Directions:
Nothing in the records should be changed in the copy, though the pictures must be left out.
=======
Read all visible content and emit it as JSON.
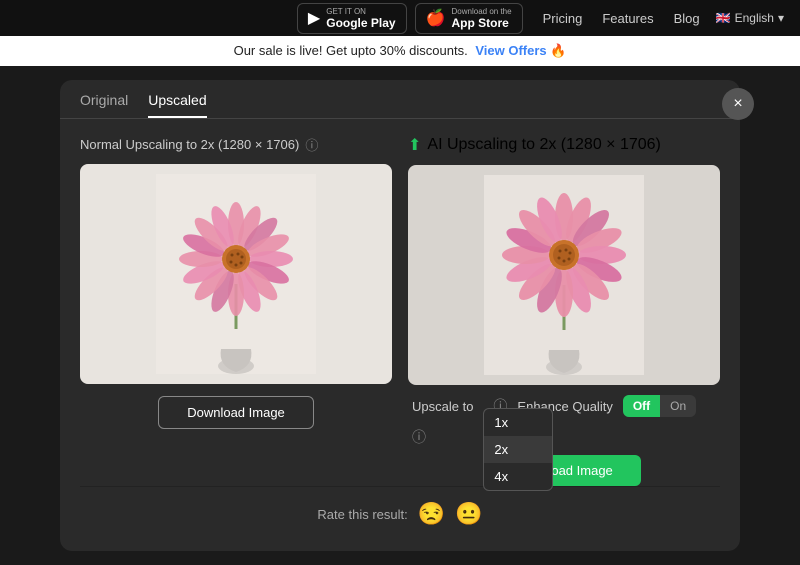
{
  "navbar": {
    "google_play_pre": "GET IT ON",
    "google_play_label": "Google Play",
    "app_store_pre": "Download on the",
    "app_store_label": "App Store",
    "nav_pricing": "Pricing",
    "nav_features": "Features",
    "nav_blog": "Blog",
    "nav_lang": "English"
  },
  "banner": {
    "text": "Our sale is live! Get upto 30% discounts.",
    "link_text": "View Offers 🔥"
  },
  "tabs": [
    {
      "label": "Original",
      "active": false
    },
    {
      "label": "Upscaled",
      "active": true
    }
  ],
  "left_panel": {
    "title": "Normal Upscaling to 2x (1280 × 1706)",
    "download_label": "Download Image"
  },
  "right_panel": {
    "title": "AI Upscaling to 2x (1280 × 1706)",
    "upscale_label": "Upscale to",
    "upscale_value": "2x",
    "upscale_options": [
      "1x",
      "2x",
      "4x"
    ],
    "enhance_label": "Enhance Quality",
    "toggle_on": "Off",
    "toggle_off": "On",
    "download_label": "Download Image"
  },
  "close_btn": "×",
  "rate_section": {
    "label": "Rate this result:",
    "emojis": [
      "😒",
      "😐"
    ]
  }
}
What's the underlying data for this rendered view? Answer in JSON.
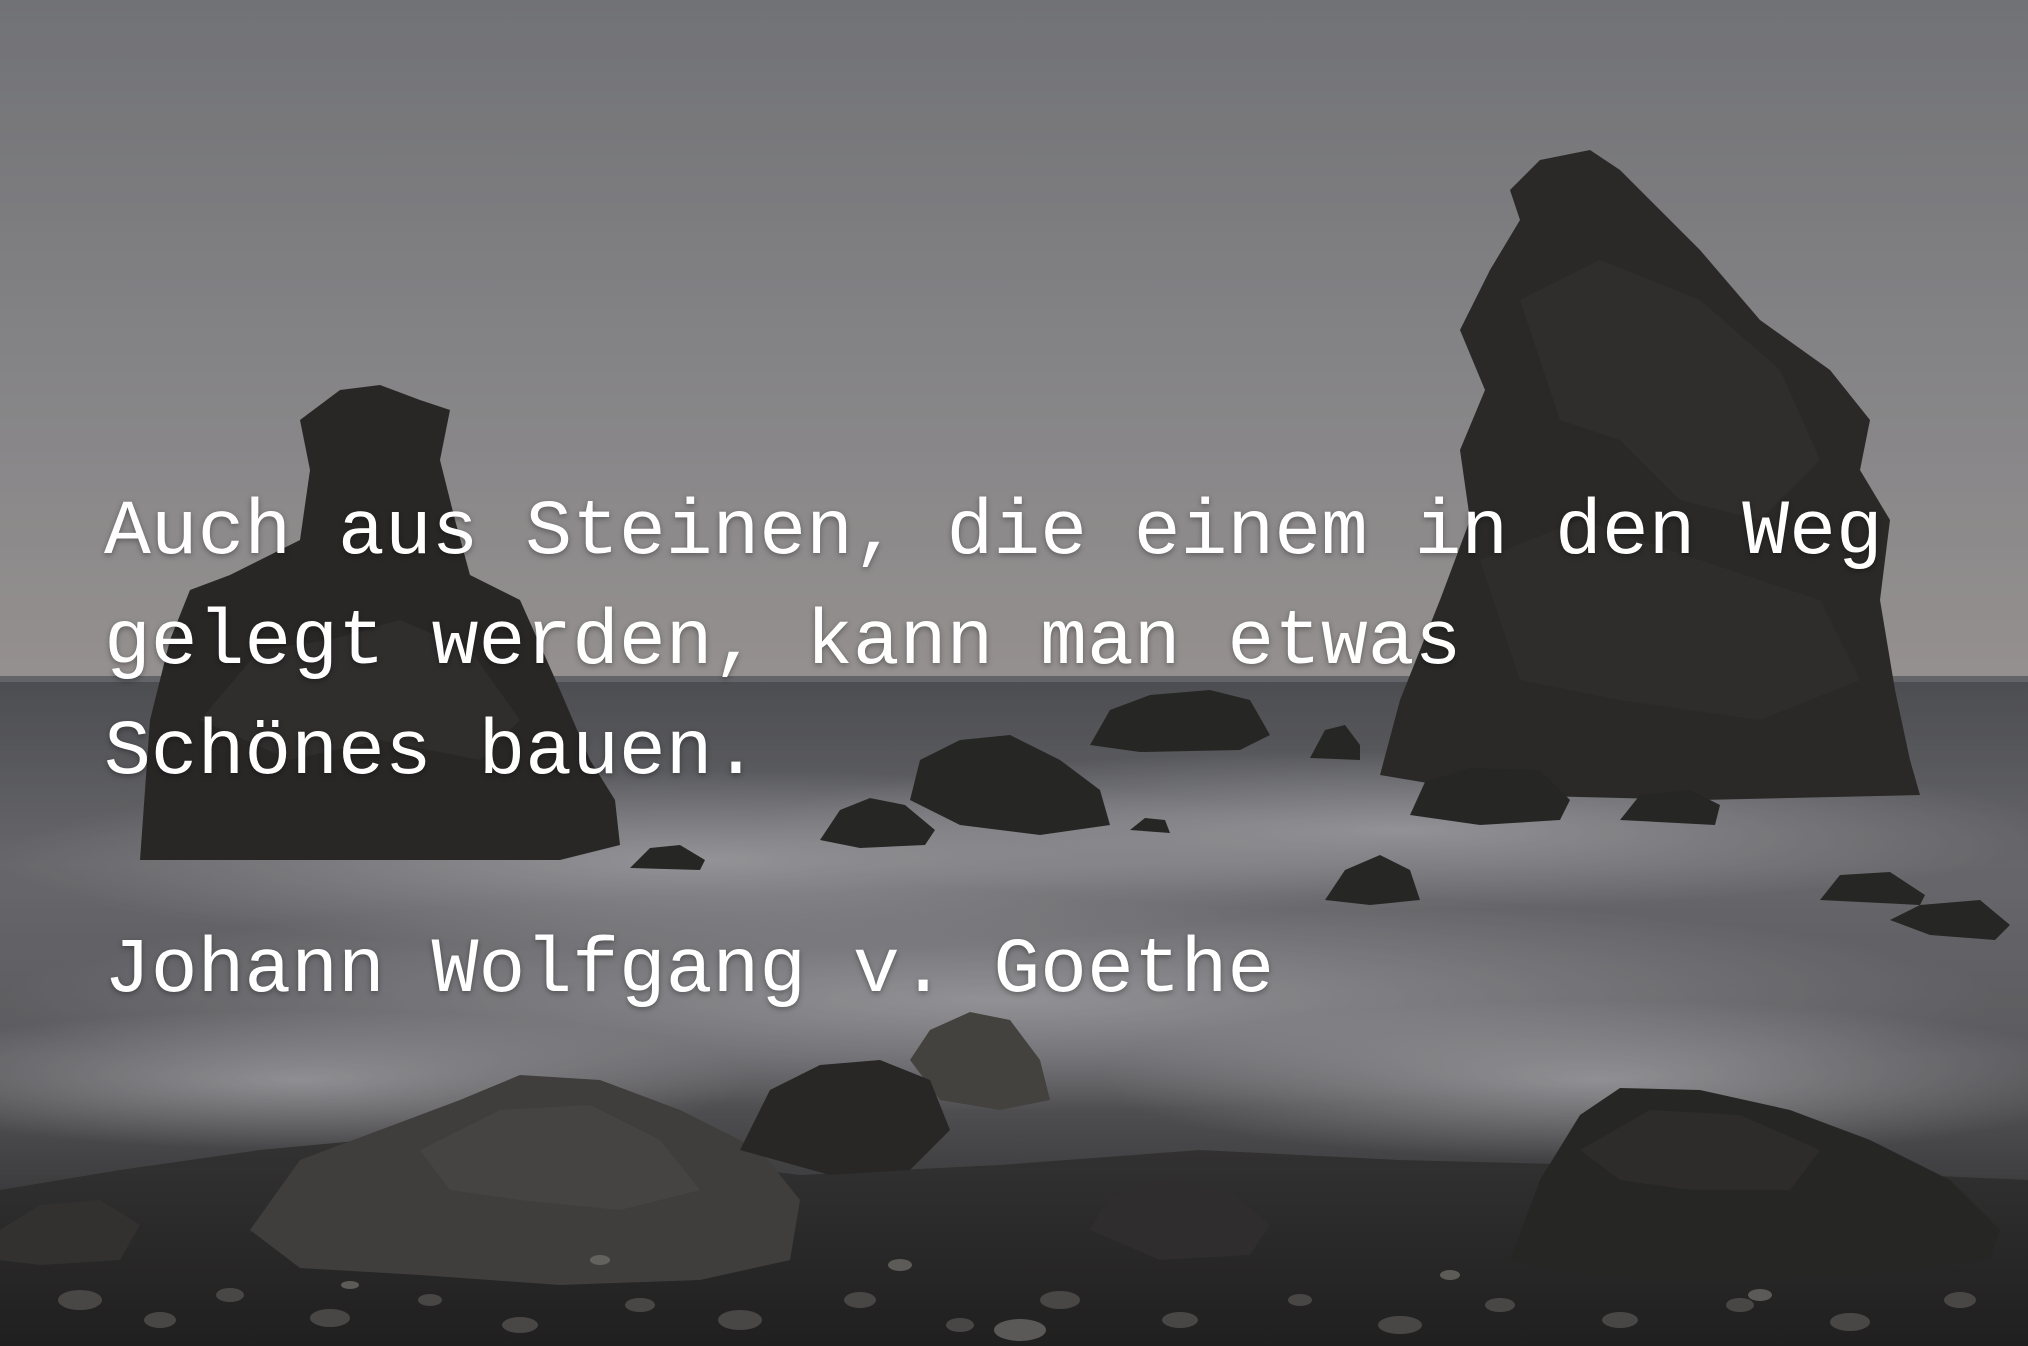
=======
Answer to this exercise:
Read all visible content and emit it as JSON.
{
  "navbar": {
    "google_play_pre": "GET IT ON",
    "google_play_label": "Google Play",
    "app_store_pre": "Download on the",
    "app_store_label": "App Store",
    "nav_pricing": "Pricing",
    "nav_features": "Features",
    "nav_blog": "Blog",
    "nav_lang": "English"
  },
  "banner": {
    "text": "Our sale is live! Get upto 30% discounts.",
    "link_text": "View Offers 🔥"
  },
  "tabs": [
    {
      "label": "Original",
      "active": false
    },
    {
      "label": "Upscaled",
      "active": true
    }
  ],
  "left_panel": {
    "title": "Normal Upscaling to 2x (1280 × 1706)",
    "download_label": "Download Image"
  },
  "right_panel": {
    "title": "AI Upscaling to 2x (1280 × 1706)",
    "upscale_label": "Upscale to",
    "upscale_value": "2x",
    "upscale_options": [
      "1x",
      "2x",
      "4x"
    ],
    "enhance_label": "Enhance Quality",
    "toggle_on": "Off",
    "toggle_off": "On",
    "download_label": "Download Image"
  },
  "close_btn": "×",
  "rate_section": {
    "label": "Rate this result:",
    "emojis": [
      "😒",
      "😐"
    ]
  }
}
What's the underlying data for this rendered view? Answer in JSON.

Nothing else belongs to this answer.